- **How to complete this task**
Go through the data below and copy each line that includes "order".

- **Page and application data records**
--- START ---

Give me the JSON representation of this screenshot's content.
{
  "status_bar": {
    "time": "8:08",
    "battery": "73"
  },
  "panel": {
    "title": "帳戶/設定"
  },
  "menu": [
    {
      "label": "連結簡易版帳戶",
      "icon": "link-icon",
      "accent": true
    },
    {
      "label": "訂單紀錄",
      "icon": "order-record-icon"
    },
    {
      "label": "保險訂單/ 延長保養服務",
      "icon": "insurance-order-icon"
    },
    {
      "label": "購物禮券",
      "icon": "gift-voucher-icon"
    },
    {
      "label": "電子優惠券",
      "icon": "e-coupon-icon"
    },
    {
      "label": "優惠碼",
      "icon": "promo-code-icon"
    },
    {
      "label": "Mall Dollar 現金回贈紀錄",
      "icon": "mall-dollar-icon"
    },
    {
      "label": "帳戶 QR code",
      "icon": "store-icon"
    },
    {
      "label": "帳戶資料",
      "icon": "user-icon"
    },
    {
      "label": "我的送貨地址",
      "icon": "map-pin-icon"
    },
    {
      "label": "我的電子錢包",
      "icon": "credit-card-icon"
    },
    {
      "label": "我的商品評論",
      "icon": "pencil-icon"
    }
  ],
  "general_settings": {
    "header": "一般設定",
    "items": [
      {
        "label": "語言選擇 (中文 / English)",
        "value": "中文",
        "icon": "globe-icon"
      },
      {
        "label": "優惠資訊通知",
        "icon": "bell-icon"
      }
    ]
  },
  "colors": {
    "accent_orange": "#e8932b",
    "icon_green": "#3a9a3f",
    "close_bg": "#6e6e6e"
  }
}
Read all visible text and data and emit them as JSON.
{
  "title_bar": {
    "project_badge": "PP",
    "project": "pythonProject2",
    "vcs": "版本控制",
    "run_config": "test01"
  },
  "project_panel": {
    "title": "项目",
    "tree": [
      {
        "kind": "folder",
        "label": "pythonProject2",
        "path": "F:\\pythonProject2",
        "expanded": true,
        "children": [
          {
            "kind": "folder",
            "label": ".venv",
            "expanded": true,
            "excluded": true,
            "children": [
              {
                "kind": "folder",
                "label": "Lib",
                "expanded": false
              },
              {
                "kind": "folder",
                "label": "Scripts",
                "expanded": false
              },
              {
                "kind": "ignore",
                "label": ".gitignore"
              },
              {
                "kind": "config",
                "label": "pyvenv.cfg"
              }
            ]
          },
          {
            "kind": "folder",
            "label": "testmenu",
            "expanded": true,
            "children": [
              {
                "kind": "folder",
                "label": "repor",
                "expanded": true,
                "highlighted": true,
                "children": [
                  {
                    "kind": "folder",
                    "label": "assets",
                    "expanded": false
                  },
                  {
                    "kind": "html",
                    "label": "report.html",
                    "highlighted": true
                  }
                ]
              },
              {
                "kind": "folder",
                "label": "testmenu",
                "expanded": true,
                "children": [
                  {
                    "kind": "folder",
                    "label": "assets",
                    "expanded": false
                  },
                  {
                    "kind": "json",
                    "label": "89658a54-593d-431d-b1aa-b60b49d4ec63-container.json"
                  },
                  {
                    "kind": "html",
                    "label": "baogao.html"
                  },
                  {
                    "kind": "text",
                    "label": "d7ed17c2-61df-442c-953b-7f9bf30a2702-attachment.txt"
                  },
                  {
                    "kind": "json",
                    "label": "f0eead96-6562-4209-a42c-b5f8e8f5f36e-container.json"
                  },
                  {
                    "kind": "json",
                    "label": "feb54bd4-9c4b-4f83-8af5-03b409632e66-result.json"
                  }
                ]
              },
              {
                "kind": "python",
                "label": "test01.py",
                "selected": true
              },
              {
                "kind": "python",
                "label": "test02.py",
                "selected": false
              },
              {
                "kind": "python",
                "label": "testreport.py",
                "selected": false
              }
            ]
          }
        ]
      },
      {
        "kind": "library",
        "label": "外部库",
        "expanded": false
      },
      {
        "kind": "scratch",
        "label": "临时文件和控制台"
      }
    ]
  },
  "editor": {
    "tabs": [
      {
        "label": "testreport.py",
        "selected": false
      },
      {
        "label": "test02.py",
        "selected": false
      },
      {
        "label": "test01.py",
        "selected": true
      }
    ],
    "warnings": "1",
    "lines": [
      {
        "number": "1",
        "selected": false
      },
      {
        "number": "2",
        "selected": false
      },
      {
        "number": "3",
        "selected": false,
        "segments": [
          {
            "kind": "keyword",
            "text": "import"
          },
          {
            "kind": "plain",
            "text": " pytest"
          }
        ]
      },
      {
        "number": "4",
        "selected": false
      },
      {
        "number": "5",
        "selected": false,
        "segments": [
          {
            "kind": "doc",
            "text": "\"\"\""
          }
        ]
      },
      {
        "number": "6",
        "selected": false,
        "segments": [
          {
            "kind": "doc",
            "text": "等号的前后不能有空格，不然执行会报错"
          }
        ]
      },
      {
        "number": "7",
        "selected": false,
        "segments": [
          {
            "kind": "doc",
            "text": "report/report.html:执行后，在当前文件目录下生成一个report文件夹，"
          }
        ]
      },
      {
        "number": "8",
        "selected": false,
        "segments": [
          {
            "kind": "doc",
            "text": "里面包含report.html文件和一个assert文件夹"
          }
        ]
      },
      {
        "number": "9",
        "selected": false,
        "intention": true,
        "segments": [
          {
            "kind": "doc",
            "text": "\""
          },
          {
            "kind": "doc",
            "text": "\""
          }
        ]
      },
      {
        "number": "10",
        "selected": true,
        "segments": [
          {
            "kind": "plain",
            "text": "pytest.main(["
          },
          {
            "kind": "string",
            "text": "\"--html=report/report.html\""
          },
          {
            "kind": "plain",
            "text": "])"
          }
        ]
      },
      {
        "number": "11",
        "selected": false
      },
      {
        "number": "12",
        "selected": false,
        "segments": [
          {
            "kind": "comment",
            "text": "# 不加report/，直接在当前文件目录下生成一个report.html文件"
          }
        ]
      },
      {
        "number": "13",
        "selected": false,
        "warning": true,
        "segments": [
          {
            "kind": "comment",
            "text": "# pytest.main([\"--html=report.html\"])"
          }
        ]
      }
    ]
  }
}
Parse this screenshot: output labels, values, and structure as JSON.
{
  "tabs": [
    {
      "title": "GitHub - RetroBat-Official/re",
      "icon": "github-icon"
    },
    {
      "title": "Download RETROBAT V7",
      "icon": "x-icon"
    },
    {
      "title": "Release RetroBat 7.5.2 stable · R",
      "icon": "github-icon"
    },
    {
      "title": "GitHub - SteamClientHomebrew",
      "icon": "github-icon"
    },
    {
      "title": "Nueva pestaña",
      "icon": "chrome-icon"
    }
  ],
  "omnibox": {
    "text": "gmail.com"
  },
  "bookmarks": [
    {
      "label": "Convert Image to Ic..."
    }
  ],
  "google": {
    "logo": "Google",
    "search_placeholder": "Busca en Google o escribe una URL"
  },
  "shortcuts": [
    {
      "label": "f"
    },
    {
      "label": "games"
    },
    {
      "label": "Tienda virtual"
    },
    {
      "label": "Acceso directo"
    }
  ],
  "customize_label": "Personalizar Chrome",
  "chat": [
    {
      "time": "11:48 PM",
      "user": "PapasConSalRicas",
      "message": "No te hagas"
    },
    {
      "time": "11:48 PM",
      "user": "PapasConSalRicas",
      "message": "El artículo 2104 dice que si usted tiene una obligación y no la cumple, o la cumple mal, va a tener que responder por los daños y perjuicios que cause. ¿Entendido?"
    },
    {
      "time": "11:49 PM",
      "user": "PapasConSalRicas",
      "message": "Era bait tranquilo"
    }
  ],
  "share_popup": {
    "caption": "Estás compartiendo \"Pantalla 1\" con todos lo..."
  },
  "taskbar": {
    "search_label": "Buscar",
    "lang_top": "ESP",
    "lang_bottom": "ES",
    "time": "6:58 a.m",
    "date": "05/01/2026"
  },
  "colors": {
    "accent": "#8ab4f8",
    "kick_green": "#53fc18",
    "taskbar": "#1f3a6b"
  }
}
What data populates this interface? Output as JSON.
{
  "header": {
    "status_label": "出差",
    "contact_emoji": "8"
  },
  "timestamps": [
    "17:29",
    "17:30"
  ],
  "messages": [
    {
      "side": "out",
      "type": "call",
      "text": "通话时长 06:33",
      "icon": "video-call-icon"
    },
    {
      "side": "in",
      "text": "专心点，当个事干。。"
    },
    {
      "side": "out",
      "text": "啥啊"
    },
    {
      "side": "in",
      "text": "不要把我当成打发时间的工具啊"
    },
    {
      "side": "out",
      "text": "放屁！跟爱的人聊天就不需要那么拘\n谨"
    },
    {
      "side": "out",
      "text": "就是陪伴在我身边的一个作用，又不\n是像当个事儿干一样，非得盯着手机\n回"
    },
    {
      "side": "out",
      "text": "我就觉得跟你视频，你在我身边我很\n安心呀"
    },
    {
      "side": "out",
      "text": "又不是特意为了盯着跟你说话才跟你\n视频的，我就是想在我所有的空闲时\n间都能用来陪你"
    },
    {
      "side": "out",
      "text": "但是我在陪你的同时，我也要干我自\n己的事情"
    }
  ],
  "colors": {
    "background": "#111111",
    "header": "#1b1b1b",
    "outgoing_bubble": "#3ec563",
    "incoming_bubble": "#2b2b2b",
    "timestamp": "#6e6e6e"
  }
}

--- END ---

- **Exercise result**
      "icon": "order-record-icon"
      "icon": "insurance-order-icon"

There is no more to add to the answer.